──────── TASK INPUT

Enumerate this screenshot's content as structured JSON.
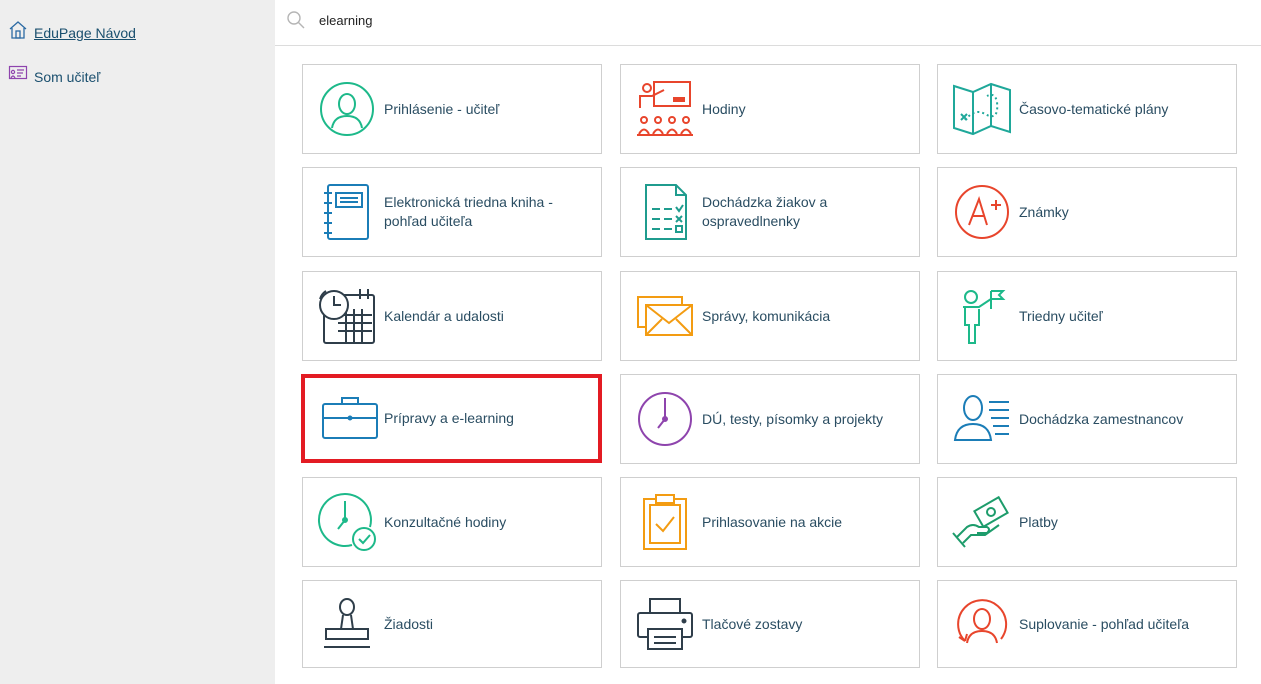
{
  "sidebar": {
    "items": [
      {
        "label": "EduPage Návod",
        "icon": "home-icon"
      },
      {
        "label": "Som učiteľ",
        "icon": "teacher-board-icon"
      }
    ]
  },
  "search": {
    "value": "elearning",
    "icon": "search-icon"
  },
  "highlight_color": "#e31b23",
  "tiles": [
    {
      "label": "Prihlásenie - učiteľ",
      "icon": "teacher-login-icon",
      "color": "#1db98a"
    },
    {
      "label": "Hodiny",
      "icon": "classroom-lesson-icon",
      "color": "#e8452c"
    },
    {
      "label": "Časovo-tematické plány",
      "icon": "treasure-map-icon",
      "color": "#1fa89a"
    },
    {
      "label": "Elektronická triedna kniha - pohľad učiteľa",
      "icon": "class-book-icon",
      "color": "#1b7db7"
    },
    {
      "label": "Dochádzka žiakov a ospravedlnenky",
      "icon": "attendance-sheet-icon",
      "color": "#1f9c8e"
    },
    {
      "label": "Známky",
      "icon": "grade-a-plus-icon",
      "color": "#e8452c"
    },
    {
      "label": "Kalendár a udalosti",
      "icon": "calendar-clock-icon",
      "color": "#2f3e4a"
    },
    {
      "label": "Správy, komunikácia",
      "icon": "envelopes-icon",
      "color": "#f39c12"
    },
    {
      "label": "Triedny učiteľ",
      "icon": "class-teacher-flag-icon",
      "color": "#1db98a"
    },
    {
      "label": "Prípravy a e-learning",
      "icon": "briefcase-icon",
      "color": "#1b7db7",
      "highlighted": true
    },
    {
      "label": "DÚ, testy, písomky a projekty",
      "icon": "clock-icon",
      "color": "#8e44ad"
    },
    {
      "label": "Dochádzka zamestnancov",
      "icon": "staff-attendance-icon",
      "color": "#1b7db7"
    },
    {
      "label": "Konzultačné hodiny",
      "icon": "consult-clock-check-icon",
      "color": "#1db98a"
    },
    {
      "label": "Prihlasovanie na akcie",
      "icon": "clipboard-check-icon",
      "color": "#f39c12"
    },
    {
      "label": "Platby",
      "icon": "hand-money-icon",
      "color": "#1d9c6b"
    },
    {
      "label": "Žiadosti",
      "icon": "stamp-icon",
      "color": "#2f3e4a"
    },
    {
      "label": "Tlačové zostavy",
      "icon": "printer-icon",
      "color": "#2f3e4a"
    },
    {
      "label": "Suplovanie - pohľad učiteľa",
      "icon": "substitute-teacher-icon",
      "color": "#e8452c"
    }
  ]
}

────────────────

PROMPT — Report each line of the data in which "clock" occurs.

SOLUTION FOR THIS PROBLEM —
      "icon": "calendar-clock-icon",
      "icon": "clock-icon",
      "icon": "consult-clock-check-icon",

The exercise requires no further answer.